Keywords: prenatal cannabis use, cognitive impairment, evidence, null findings, safety
Citation: Chaput KH, Lebel C and McMorris CA (2020) Commentary: Totality of the Evidence Suggests Prenatal Cannabis Exposure Does Not Lead to Cognitive Impairments: A Systematic and Critical Review. Front. Psychol. 11:1891. doi: 10.3389/fpsyg.2020.01891
Received: 15 June 2020; Accepted: 09 July 2020;
Published: 21 August 2020.
Edited by:Suzanne Wood, University of Toronto, Canada
Reviewed by:Julia Knight, Lunenfeld-Tanenbaum Research Institute, Canada
Copyright © 2020 Chaput, Lebel and McMorris. This is an open-access article distributed under the terms of the Creative Commons Attribution License (CC BY). The use, distribution or reproduction in other forums is permitted, provided the original author(s) and the copyright owner(s) are credited and that the original publication in this journal is cited, in accordance with accepted academic practice. No use, distribution or reproduction is permitted which does not comply with these terms.

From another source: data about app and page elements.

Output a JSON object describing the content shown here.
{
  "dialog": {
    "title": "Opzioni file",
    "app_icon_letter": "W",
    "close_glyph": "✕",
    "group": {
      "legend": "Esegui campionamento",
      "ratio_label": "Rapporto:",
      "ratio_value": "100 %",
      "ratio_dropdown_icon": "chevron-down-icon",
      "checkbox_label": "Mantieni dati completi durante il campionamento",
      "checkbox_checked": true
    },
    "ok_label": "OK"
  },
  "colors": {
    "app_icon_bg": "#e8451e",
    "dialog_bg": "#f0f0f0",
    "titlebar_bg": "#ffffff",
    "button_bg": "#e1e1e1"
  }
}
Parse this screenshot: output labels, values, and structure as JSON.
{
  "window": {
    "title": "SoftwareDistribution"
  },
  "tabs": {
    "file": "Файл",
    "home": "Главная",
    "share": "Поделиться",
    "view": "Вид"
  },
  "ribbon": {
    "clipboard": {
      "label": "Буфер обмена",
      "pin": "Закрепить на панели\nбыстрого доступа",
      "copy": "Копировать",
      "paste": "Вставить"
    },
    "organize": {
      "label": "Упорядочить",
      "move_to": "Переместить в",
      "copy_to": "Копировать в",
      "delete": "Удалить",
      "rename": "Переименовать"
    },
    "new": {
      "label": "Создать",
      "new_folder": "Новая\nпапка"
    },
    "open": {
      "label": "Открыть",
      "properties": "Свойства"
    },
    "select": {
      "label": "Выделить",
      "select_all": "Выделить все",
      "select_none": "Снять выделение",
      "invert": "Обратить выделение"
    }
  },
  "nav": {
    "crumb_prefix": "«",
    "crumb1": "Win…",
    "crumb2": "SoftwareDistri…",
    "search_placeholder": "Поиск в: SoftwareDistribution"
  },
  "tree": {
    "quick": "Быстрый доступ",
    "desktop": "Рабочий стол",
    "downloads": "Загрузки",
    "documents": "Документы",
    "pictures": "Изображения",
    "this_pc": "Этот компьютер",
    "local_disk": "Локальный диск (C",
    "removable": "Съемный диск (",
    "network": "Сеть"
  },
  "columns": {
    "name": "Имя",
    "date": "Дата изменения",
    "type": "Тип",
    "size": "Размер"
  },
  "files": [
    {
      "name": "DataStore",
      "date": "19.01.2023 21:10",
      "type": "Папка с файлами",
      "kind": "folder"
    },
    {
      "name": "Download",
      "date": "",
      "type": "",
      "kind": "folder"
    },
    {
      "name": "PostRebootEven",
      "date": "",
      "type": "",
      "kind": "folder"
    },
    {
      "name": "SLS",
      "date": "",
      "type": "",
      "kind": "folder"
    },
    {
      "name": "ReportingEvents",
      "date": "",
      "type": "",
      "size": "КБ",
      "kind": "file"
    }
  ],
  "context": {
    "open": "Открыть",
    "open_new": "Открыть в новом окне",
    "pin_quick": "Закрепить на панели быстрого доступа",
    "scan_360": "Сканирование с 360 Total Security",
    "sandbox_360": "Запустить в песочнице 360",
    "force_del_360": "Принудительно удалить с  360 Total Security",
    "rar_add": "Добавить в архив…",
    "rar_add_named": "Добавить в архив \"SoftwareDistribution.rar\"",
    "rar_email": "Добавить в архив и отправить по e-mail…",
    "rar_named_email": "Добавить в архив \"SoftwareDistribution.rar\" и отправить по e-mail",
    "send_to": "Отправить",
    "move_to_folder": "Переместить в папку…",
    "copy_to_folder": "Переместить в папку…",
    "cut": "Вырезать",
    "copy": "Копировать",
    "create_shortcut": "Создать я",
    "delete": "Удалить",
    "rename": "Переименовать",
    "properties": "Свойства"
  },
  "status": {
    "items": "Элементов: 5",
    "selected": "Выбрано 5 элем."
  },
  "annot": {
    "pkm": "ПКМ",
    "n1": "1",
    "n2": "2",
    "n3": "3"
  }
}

*Correspondence: Kathleen H. Chaput, email@example.com